One of the many downsides to the NHL’s goal-scoring decline over the past two decades has been the impact it has had on individual numbers and milestones. For quite a while it looked like the 100-point scorer was becoming a thing of the past, if it was not already entirely extinct. Between 2010-11 and 2017-18 it was a mark that was hit just eight times, and two of those were from Connor McDavid. In only one of those years (2017-18) did the league have multiple 100-point scorers.
There are currently 11 players around the league on a pace to do it this season, including the Avalanche duo of Nathan MacKinnon and Mikko Rantanen. A pair of teammates hitting the 100-point mark in the same season would be a huge deal and put them in some pretty exclusive company as it has only been done six times over the past 25 seasons.
- Alex Ovechkin and Nicklas Backstrom for the Washington Capitals in 2009-10
- Evgeni Malkin and Sidney Crosby for the Pittsburgh Penguins in 2008-09
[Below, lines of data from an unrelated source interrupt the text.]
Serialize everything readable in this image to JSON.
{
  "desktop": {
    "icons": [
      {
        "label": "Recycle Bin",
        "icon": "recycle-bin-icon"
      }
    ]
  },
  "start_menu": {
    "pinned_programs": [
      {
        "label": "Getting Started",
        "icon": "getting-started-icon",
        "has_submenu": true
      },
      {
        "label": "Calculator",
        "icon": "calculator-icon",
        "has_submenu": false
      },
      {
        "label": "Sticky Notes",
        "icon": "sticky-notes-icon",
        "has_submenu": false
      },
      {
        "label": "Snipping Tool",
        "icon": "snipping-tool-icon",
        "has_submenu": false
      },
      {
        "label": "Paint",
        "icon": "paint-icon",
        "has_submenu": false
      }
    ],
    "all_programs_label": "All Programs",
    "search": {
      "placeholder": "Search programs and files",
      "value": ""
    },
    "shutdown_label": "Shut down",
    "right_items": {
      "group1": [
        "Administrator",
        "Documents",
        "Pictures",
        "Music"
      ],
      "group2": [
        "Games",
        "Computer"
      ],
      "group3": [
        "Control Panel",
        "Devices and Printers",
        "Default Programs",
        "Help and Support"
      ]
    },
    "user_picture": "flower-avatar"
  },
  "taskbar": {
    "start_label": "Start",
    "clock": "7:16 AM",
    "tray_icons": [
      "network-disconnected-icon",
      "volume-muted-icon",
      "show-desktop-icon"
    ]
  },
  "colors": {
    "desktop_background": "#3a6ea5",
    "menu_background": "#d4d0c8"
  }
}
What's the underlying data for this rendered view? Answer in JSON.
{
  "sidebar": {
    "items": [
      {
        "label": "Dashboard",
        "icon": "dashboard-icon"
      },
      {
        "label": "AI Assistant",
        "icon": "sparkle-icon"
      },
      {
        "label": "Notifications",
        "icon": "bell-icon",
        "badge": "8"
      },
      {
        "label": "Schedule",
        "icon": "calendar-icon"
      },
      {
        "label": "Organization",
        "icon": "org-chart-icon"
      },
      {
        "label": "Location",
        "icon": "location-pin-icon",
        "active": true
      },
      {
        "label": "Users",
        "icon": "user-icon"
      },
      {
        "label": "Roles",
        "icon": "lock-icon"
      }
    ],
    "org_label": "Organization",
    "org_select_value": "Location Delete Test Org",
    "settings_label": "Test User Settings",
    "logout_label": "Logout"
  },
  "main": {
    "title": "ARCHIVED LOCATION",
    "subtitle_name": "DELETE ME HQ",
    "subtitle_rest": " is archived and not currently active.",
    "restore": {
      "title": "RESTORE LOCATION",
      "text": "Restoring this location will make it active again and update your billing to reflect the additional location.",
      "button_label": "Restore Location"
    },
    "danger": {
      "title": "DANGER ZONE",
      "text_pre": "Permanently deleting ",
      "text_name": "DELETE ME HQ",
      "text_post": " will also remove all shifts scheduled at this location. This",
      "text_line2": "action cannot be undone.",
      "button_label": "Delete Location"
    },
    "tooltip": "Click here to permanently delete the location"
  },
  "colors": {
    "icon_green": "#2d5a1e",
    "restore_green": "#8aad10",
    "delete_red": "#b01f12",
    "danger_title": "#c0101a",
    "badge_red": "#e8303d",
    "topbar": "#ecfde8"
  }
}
- Daniel Alfredsson and Dany Heatley for the Ottawa Senators in 2005-06
- Paul Kariya and Teemu Selanne for the Anaheim Ducks in 1998-99
- Joe Sakic and Peter Forsberg for the Colorado Avalanche in 1995-96
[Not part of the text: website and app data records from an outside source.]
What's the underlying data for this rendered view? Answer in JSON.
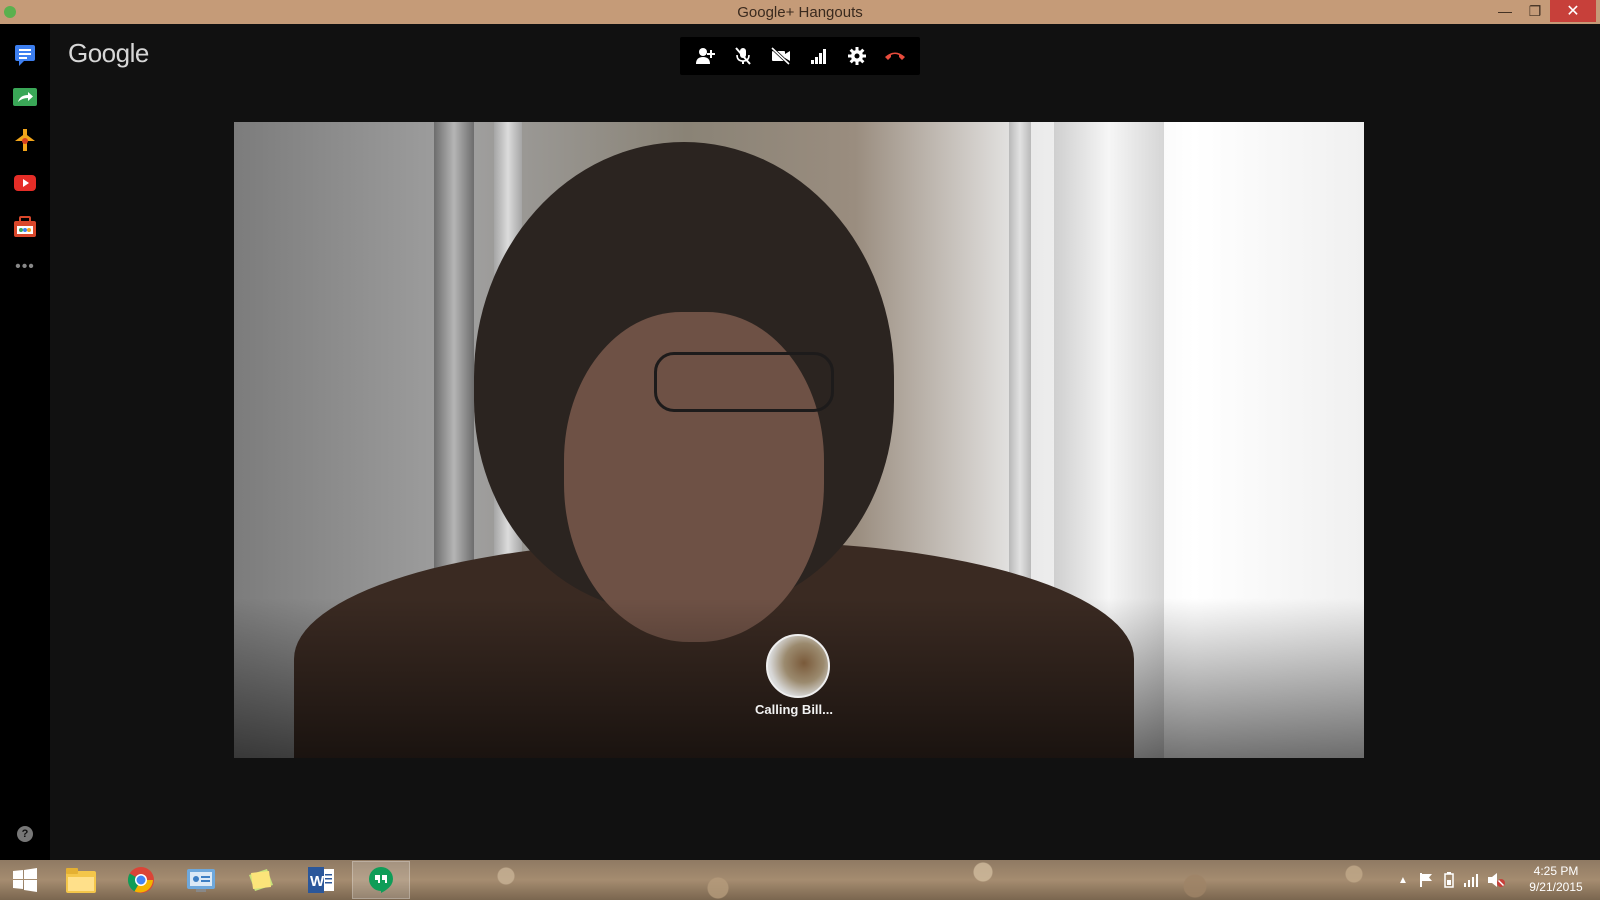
{
  "window": {
    "title": "Google+ Hangouts",
    "minimize": "—",
    "maximize": "❐",
    "close": "✕"
  },
  "rail": {
    "items": [
      {
        "name": "chat",
        "icon": "chat-icon",
        "color": "#3d7ff0"
      },
      {
        "name": "share",
        "icon": "share-arrow-icon",
        "color": "#3aa757"
      },
      {
        "name": "remote",
        "icon": "remote-desktop-icon",
        "color": "#f2a51a"
      },
      {
        "name": "youtube",
        "icon": "youtube-icon",
        "color": "#e52d27"
      },
      {
        "name": "toolbox",
        "icon": "toolbox-icon",
        "color": "#d9472b"
      }
    ],
    "more": "•••",
    "help": "?"
  },
  "main": {
    "logo": "Google",
    "toolbar": [
      {
        "icon": "add-person-icon"
      },
      {
        "icon": "mic-muted-icon"
      },
      {
        "icon": "camera-off-icon"
      },
      {
        "icon": "signal-bars-icon"
      },
      {
        "icon": "gear-icon"
      },
      {
        "icon": "hang-up-icon",
        "color": "#e84c3d"
      }
    ],
    "call": {
      "status": "Calling Bill..."
    }
  },
  "taskbar": {
    "apps": [
      {
        "icon": "windows-start-icon"
      },
      {
        "icon": "file-explorer-icon"
      },
      {
        "icon": "chrome-icon"
      },
      {
        "icon": "control-panel-icon"
      },
      {
        "icon": "sticky-notes-icon"
      },
      {
        "icon": "word-icon"
      },
      {
        "icon": "hangouts-icon",
        "active": true
      }
    ],
    "clock": {
      "time": "4:25 PM",
      "date": "9/21/2015"
    }
  }
}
- Mario Lemieux, Jaromir Jagr and Ron Francis for the Pittsburgh Penguins in 1995-96
MacKinnon and Rantanen have both already topped 45 points this season.
Looking at that same 25-year time period only three other sets of teammates have had that many points through their team’s first 30 games: Alfredsson, Heatley and Jason Spezza for the 2005-06 Senators, Lemieux, Jagr, and Francis, for the 1995-96 Penguins, and Sakic and Forsberg for the 1995-96 Avalanche.
All of those sets of teammates went on to each top-100 points for the season.
(Spezza did not hit the 100-point mark for the Senators, only because of injury. He finished the season with 90 points in 68 games. He had not missed 14 games he almost certainly would have done so as well).
What stands out about the current Avalanche duo is that as of Monday they are both on pace for more than 120 points this season.
No one has hit that mark since Crosby did it during the 2006-07 season, and the only three times it’s happened in the salary cap era were the first two years coming out of the lockout when penalties, power plays, and goal-scoring briefly skyrocketed to near early-90s levels.
The last time a pair of teammates topped 120 in the same season was the Lemieux-Jagr duo in 1995-96. Before them? You have to go back to Lemieux and Kevin Stevens during the 1991-92 season, and then the Wayne Gretzky, Jari Kurri, and Paul Coffey trio for the Edmonton Oilers during the 1985-86 season. (Edit: We initially missed Pat Lafontaine and Alexander Mogilny for the 1992-93 Buffalo Sabres here. Add them in as well.)
Overall, it’s been done just nine times in league history.
Given how rare it is and how difficult it is to maintain that kind of a pace of an 82-game season — especially in today’s NHL, even with the recent uptick in scoring — it’s asking an awful lot to expect them to do it. The 100-point mark, though, seems far more attainable as they would both need to maintain just around a point-per-game pace the rest of the season. Seeing as how they have both been point-per-game players for nearly a year-and-a-half now, it is not that far-fetched to think they can pull it off.
It is not the only piece of history they are chasing this season.
Rantanen and MacKinnon are currently first and second in the NHL’s scoring race.
The past five times teammates finished in the top-two in scoring:
- Martin St. Louis and Steven Stamkos for the 2012-13 Tampa Bay Lightning lockout shortened season)
- Mario Lemieux and Jaromir Jagr for the 1995-96 Pittsburgh Penguins
- Mario Lemieux and Kevin Stevens for the 1991-92 Pittsburgh Penguins
- Wayne Gretzky and Jari Kurri for the 1986-87 Edmonton Oilers
- Wayne Gretzky and Jari Kurri for the 1984-85 Edmonton Oilers
The only other post-Original Six teammates to do it were Bobby Orr and Phil Esposito on a couple of different occasions for Boston Bruins in the 1970s.
This one seems a little more difficult if only due to the presence of McDavid and the season he is having for the Oilers. As long as he stays healthy you should probably bet on him to end up at the top of the scoring list, especially if new coach Ken Hitchcock is going to keep playing him 25 minutes per night.
Along with Gabriel Landeskog, Rantanen and MacKinnon give the Avalanche the NHL’s best line.
That trio has scored 45 percent of the team’s goals this season, while the Avalanche have outscored opponents by a 28-14 margin when all three are on the ice together during 5-on-5 play. They are the biggest reason the Avalanche are near the top of the NHL standings and on track to make the playoffs for a second year in a row.